→ Dataset entries:

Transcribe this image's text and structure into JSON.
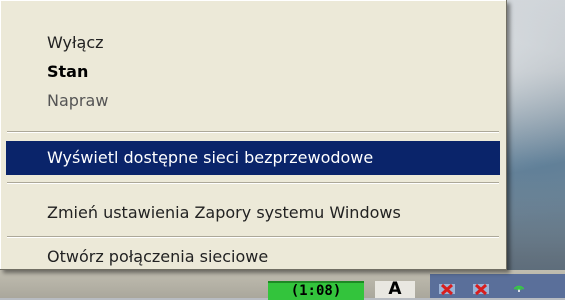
{
  "context_menu": {
    "items": [
      {
        "label": "Wyłącz"
      },
      {
        "label": "Stan"
      },
      {
        "label": "Napraw"
      },
      {
        "label": "Wyświetl dostępne sieci bezprzewodowe"
      },
      {
        "label": "Zmień ustawienia Zapory systemu Windows"
      },
      {
        "label": "Otwórz połączenia sieciowe"
      }
    ],
    "selected_item": "Wyświetl dostępne sieci bezprzewodowe",
    "highlight_color": "#0a246a"
  },
  "taskbar": {
    "clock_text": "(1:08)",
    "language_indicator": "A",
    "tray_icons": [
      "network-error-icon",
      "network-error-icon",
      "wireless-icon"
    ]
  }
}
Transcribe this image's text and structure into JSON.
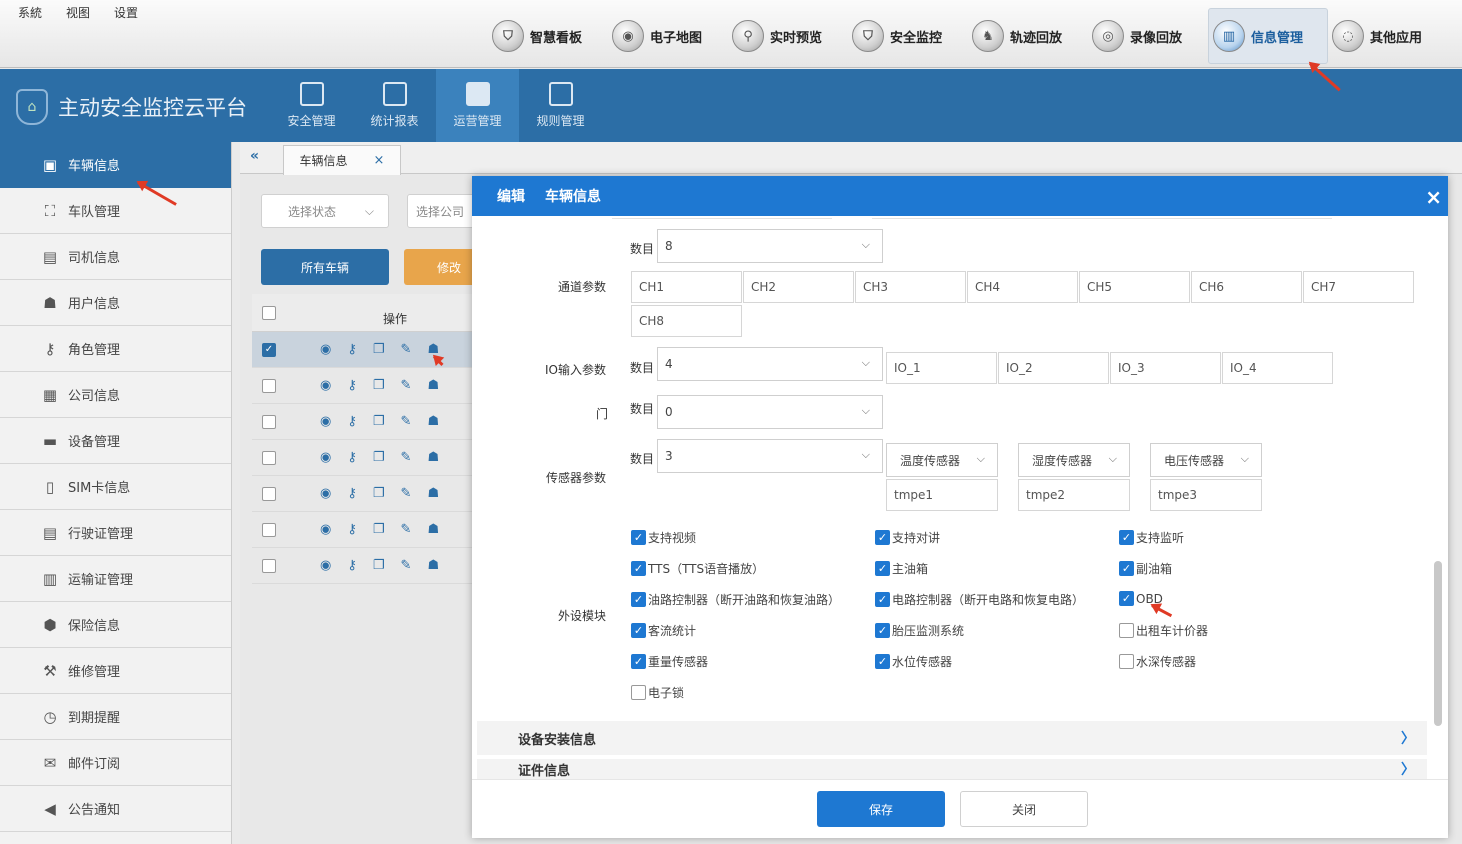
{
  "menus": [
    "系統",
    "视图",
    "设置"
  ],
  "top_nav": [
    {
      "label": "智慧看板",
      "icon": "shield-icon",
      "active": false
    },
    {
      "label": "电子地图",
      "icon": "map-globe-icon",
      "active": false
    },
    {
      "label": "实时预览",
      "icon": "magnifier-icon",
      "active": false
    },
    {
      "label": "安全监控",
      "icon": "shield-icon",
      "active": false
    },
    {
      "label": "轨迹回放",
      "icon": "track-icon",
      "active": false
    },
    {
      "label": "录像回放",
      "icon": "camera-icon",
      "active": false
    },
    {
      "label": "信息管理",
      "icon": "chart-icon",
      "active": true
    },
    {
      "label": "其他应用",
      "icon": "apps-icon",
      "active": false
    }
  ],
  "app_title": "主动安全监控云平台",
  "header_nav": [
    {
      "label": "安全管理",
      "active": false
    },
    {
      "label": "统计报表",
      "active": false
    },
    {
      "label": "运营管理",
      "active": true
    },
    {
      "label": "规则管理",
      "active": false
    }
  ],
  "sidebar": [
    {
      "label": "车辆信息",
      "icon": "bus-icon",
      "active": true
    },
    {
      "label": "车队管理",
      "icon": "fleet-icon",
      "active": false
    },
    {
      "label": "司机信息",
      "icon": "id-card-icon",
      "active": false
    },
    {
      "label": "用户信息",
      "icon": "users-icon",
      "active": false
    },
    {
      "label": "角色管理",
      "icon": "key-icon",
      "active": false
    },
    {
      "label": "公司信息",
      "icon": "building-icon",
      "active": false
    },
    {
      "label": "设备管理",
      "icon": "device-icon",
      "active": false
    },
    {
      "label": "SIM卡信息",
      "icon": "sim-icon",
      "active": false
    },
    {
      "label": "行驶证管理",
      "icon": "license-icon",
      "active": false
    },
    {
      "label": "运输证管理",
      "icon": "permit-icon",
      "active": false
    },
    {
      "label": "保险信息",
      "icon": "insurance-icon",
      "active": false
    },
    {
      "label": "维修管理",
      "icon": "wrench-icon",
      "active": false
    },
    {
      "label": "到期提醒",
      "icon": "clock-icon",
      "active": false
    },
    {
      "label": "邮件订阅",
      "icon": "mail-icon",
      "active": false
    },
    {
      "label": "公告通知",
      "icon": "speaker-icon",
      "active": false
    }
  ],
  "tab": {
    "label": "车辆信息",
    "close": "×",
    "collapse": "«"
  },
  "filters": {
    "status_placeholder": "选择状态",
    "company_placeholder": "选择公司"
  },
  "buttons": {
    "all_vehicles": "所有车辆",
    "modify": "修改"
  },
  "table": {
    "ops_header": "操作",
    "rows": [
      true,
      false,
      false,
      false,
      false,
      false,
      false
    ]
  },
  "modal": {
    "title_action": "编辑",
    "title_object": "车辆信息",
    "close": "×",
    "count_label": "数目",
    "channel": {
      "label": "通道参数",
      "count": "8",
      "values": [
        "CH1",
        "CH2",
        "CH3",
        "CH4",
        "CH5",
        "CH6",
        "CH7",
        "CH8"
      ]
    },
    "io": {
      "label": "IO输入参数",
      "count": "4",
      "values": [
        "IO_1",
        "IO_2",
        "IO_3",
        "IO_4"
      ]
    },
    "door": {
      "label": "门",
      "count": "0"
    },
    "sensor": {
      "label": "传感器参数",
      "count": "3",
      "types": [
        "温度传感器",
        "湿度传感器",
        "电压传感器"
      ],
      "names": [
        "tmpe1",
        "tmpe2",
        "tmpe3"
      ]
    },
    "peripheral": {
      "label": "外设模块",
      "items": [
        {
          "label": "支持视频",
          "checked": true
        },
        {
          "label": "支持对讲",
          "checked": true
        },
        {
          "label": "支持监听",
          "checked": true
        },
        {
          "label": "TTS（TTS语音播放）",
          "checked": true
        },
        {
          "label": "主油箱",
          "checked": true
        },
        {
          "label": "副油箱",
          "checked": true
        },
        {
          "label": "油路控制器（断开油路和恢复油路）",
          "checked": true
        },
        {
          "label": "电路控制器（断开电路和恢复电路）",
          "checked": true
        },
        {
          "label": "OBD",
          "checked": true
        },
        {
          "label": "客流统计",
          "checked": true
        },
        {
          "label": "胎压监测系统",
          "checked": true
        },
        {
          "label": "出租车计价器",
          "checked": false
        },
        {
          "label": "重量传感器",
          "checked": true
        },
        {
          "label": "水位传感器",
          "checked": true
        },
        {
          "label": "水深传感器",
          "checked": false
        },
        {
          "label": "电子锁",
          "checked": false
        }
      ]
    },
    "sections": [
      "设备安装信息",
      "证件信息"
    ],
    "save": "保存",
    "cancel": "关闭"
  },
  "colors": {
    "header_blue": "#2c6ea6",
    "modal_blue": "#1e78d2",
    "accent_orange": "#e8a54b",
    "arrow_red": "#e03a25"
  }
}
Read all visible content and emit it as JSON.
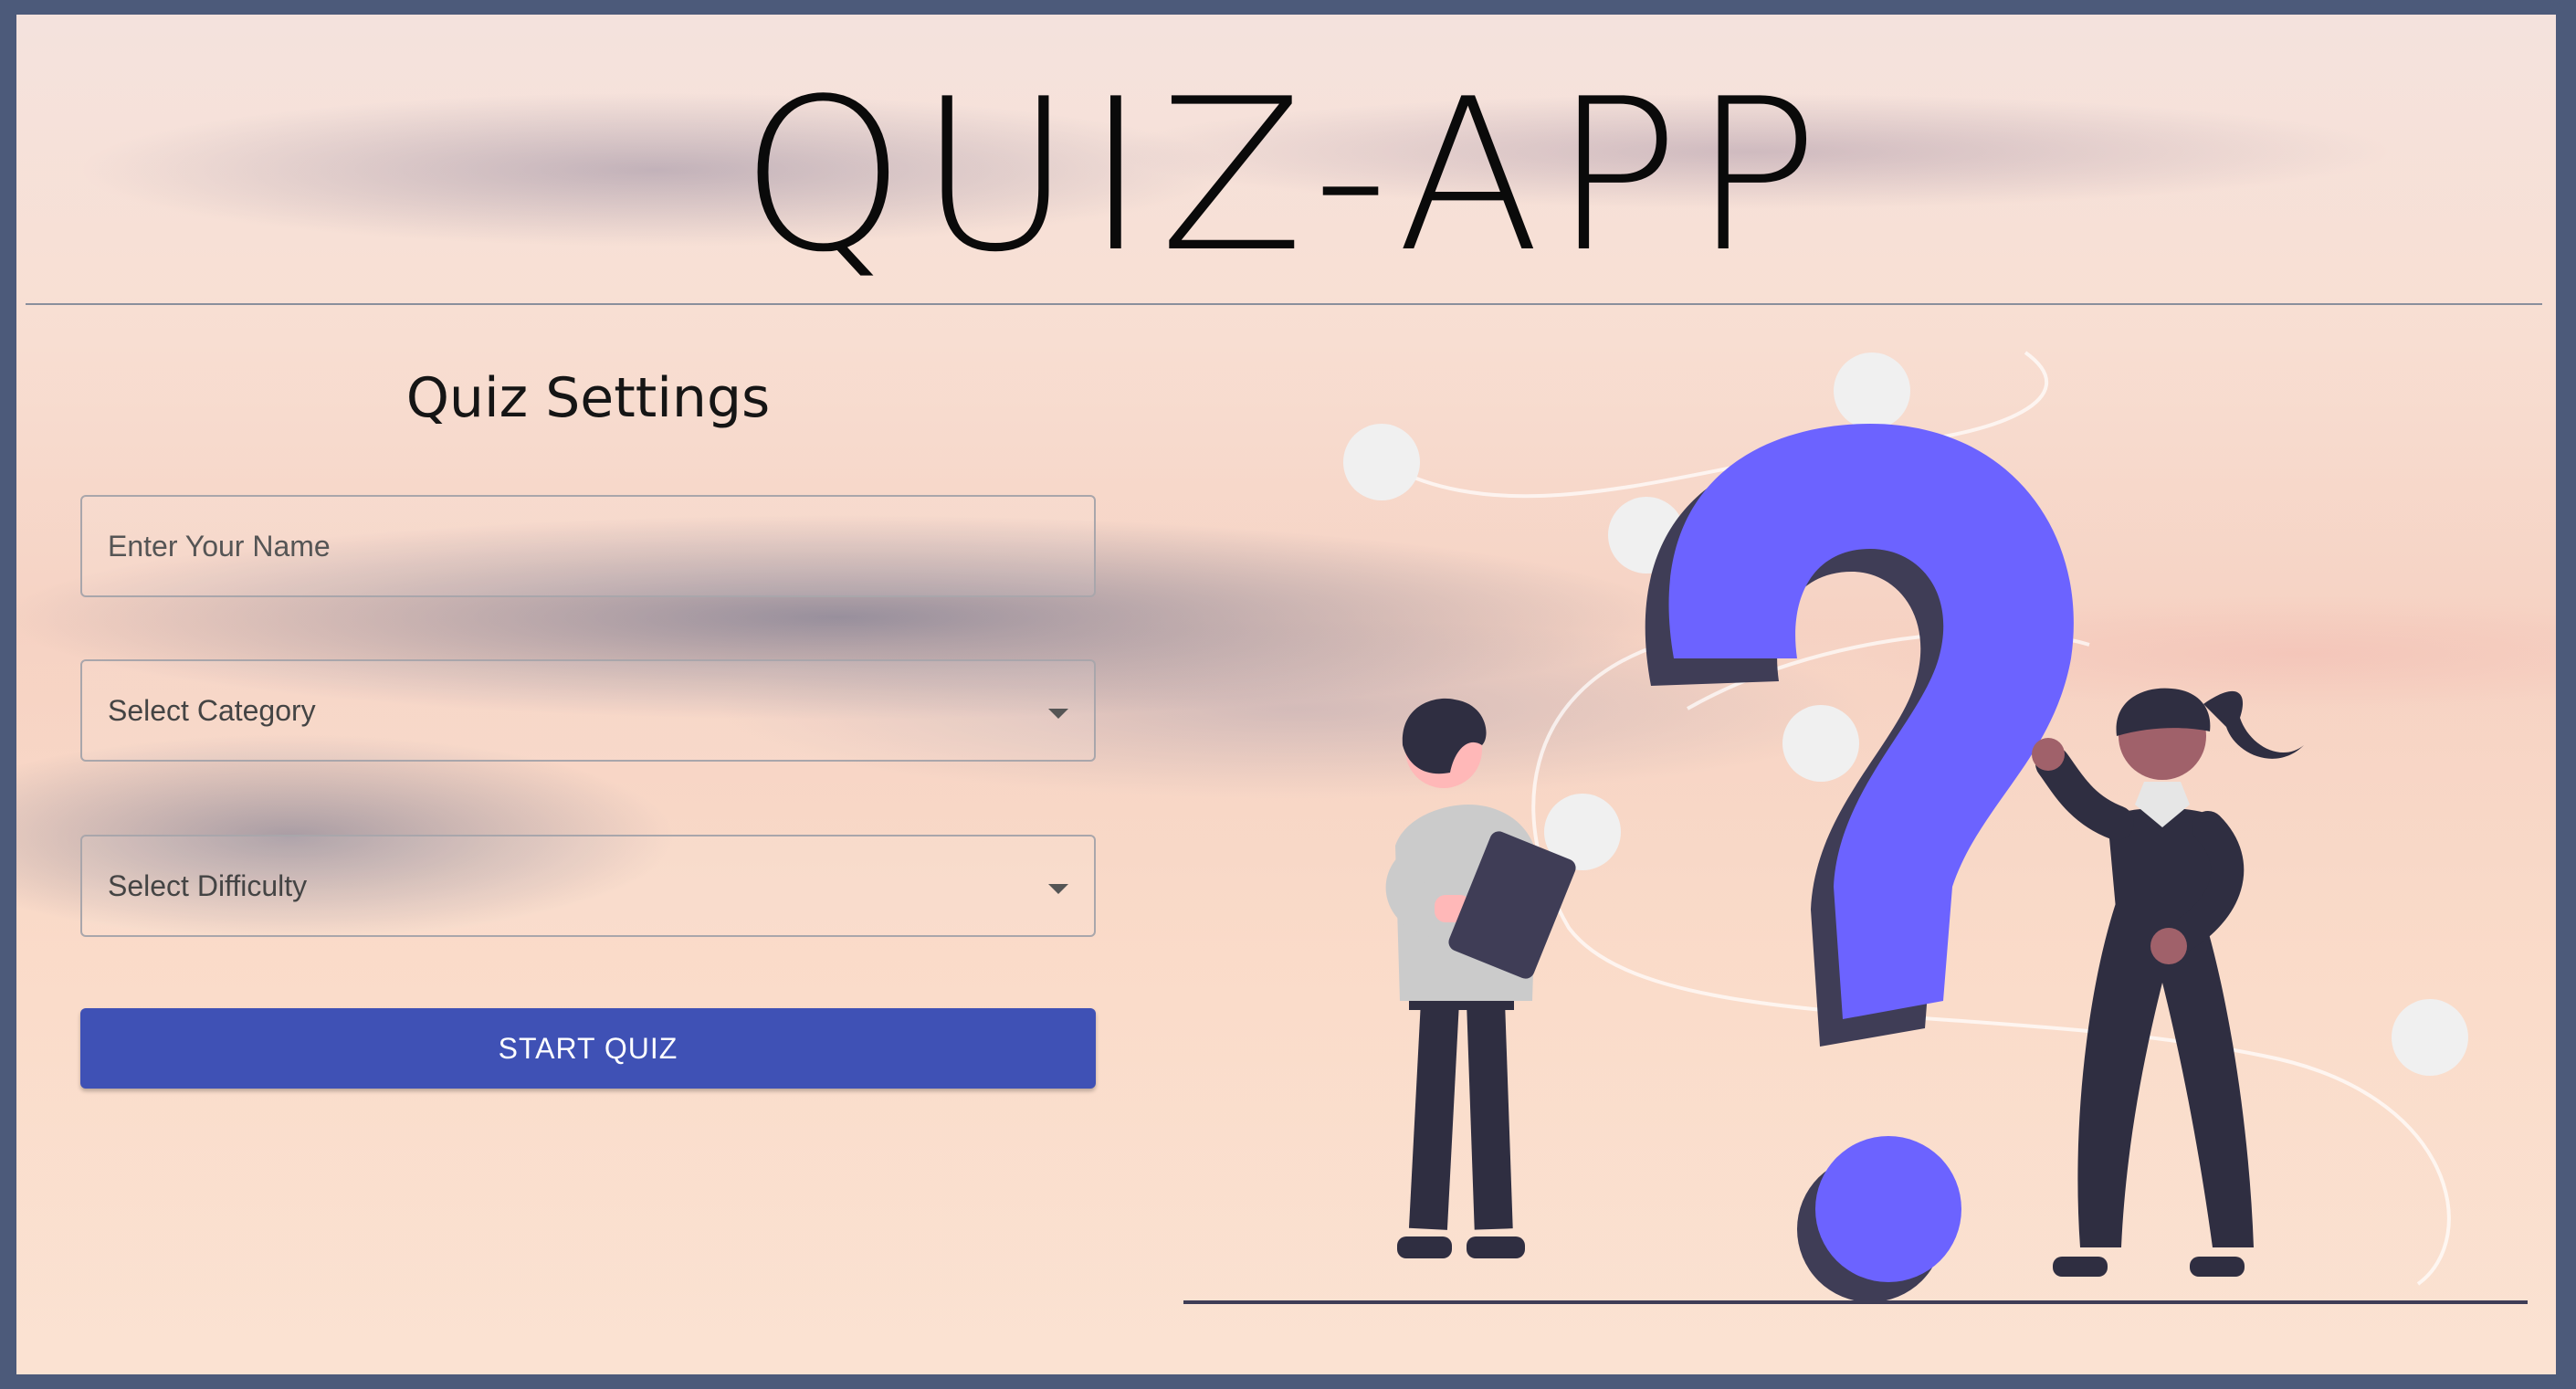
{
  "app": {
    "title": "QUIZ-APP"
  },
  "settings": {
    "heading": "Quiz Settings",
    "name_placeholder": "Enter Your Name",
    "category_label": "Select Category",
    "difficulty_label": "Select Difficulty",
    "start_button": "START QUIZ"
  },
  "colors": {
    "border": "#4c5a7a",
    "button": "#3f51b5",
    "question_mark": "#6c63ff",
    "question_shadow": "#3f3d56",
    "figure_dark": "#2f2e41"
  },
  "icons": {
    "dropdown": "chevron-down-icon",
    "illustration": "question-mark-illustration"
  }
}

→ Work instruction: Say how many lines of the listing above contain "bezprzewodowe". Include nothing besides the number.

→ Answer for this exercise: 2